Wherever the string "table" shows up in the material below, copy that line.

> **Input data**
----

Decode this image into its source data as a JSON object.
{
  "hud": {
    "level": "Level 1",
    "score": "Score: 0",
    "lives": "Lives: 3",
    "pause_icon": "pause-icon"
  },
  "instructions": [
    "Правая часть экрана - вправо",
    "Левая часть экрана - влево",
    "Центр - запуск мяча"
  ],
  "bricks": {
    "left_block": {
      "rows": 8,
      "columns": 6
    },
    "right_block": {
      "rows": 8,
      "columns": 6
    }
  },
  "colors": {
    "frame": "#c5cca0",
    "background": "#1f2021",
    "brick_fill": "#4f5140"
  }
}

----

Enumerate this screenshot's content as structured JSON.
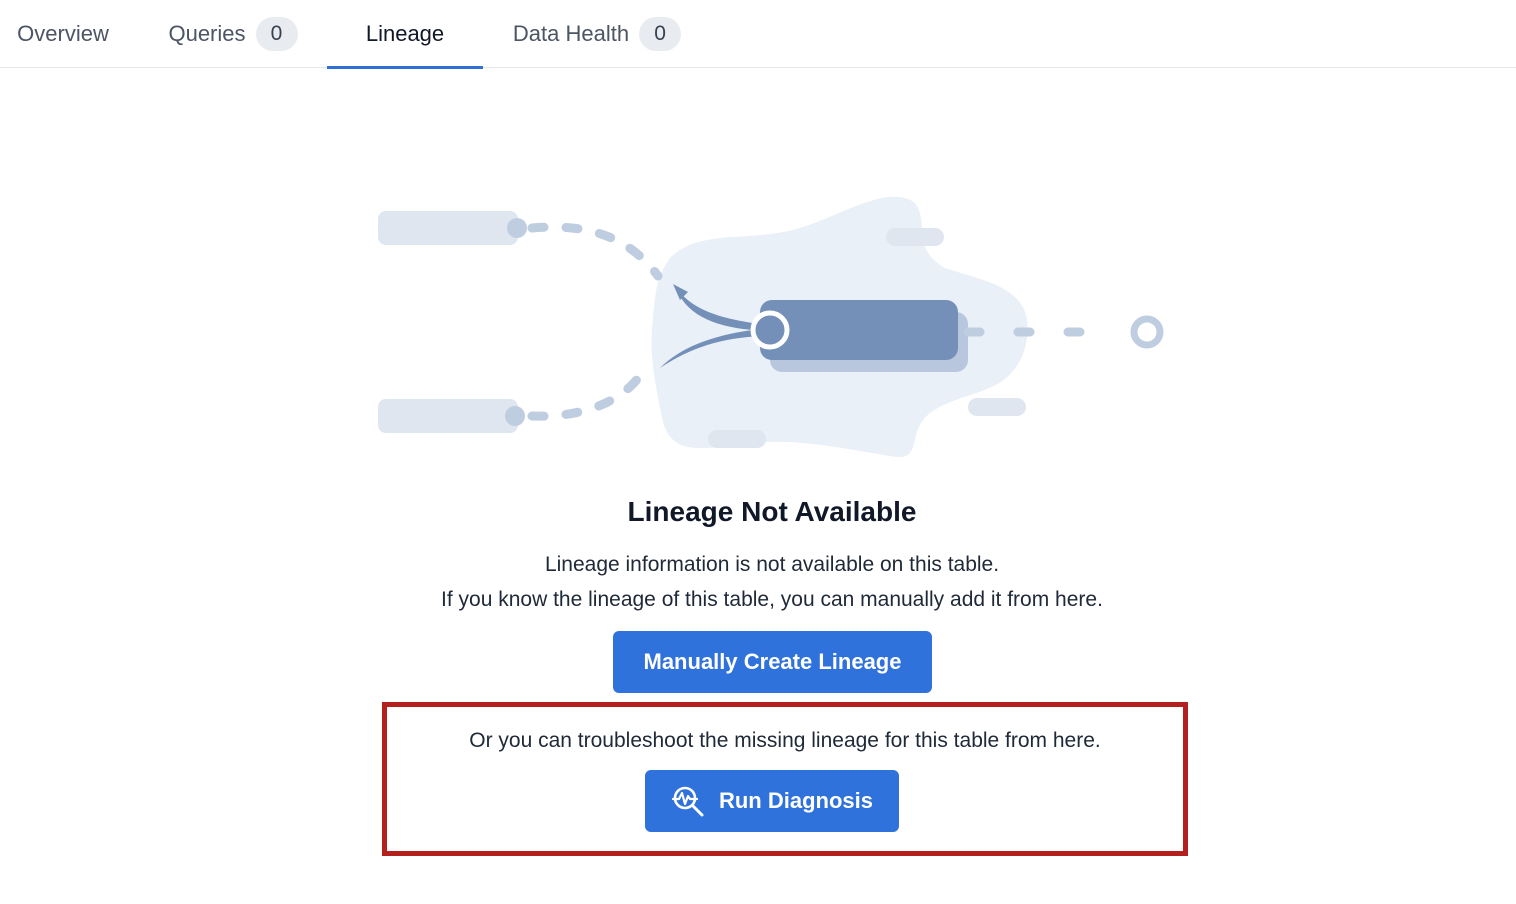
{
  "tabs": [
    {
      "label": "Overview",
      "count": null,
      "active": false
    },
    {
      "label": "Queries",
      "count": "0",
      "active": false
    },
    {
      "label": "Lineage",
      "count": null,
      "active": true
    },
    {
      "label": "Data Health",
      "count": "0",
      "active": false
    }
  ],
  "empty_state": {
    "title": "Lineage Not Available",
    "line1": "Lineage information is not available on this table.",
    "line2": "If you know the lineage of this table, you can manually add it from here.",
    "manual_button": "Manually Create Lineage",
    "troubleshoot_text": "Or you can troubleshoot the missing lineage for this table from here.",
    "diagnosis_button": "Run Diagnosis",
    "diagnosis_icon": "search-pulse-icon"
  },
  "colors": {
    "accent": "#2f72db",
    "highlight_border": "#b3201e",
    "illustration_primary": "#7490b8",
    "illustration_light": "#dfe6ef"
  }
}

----

> **Solution to this problem**
    "line1": "Lineage information is not available on this table.",
    "line2": "If you know the lineage of this table, you can manually add it from here.",
    "troubleshoot_text": "Or you can troubleshoot the missing lineage for this table from here.",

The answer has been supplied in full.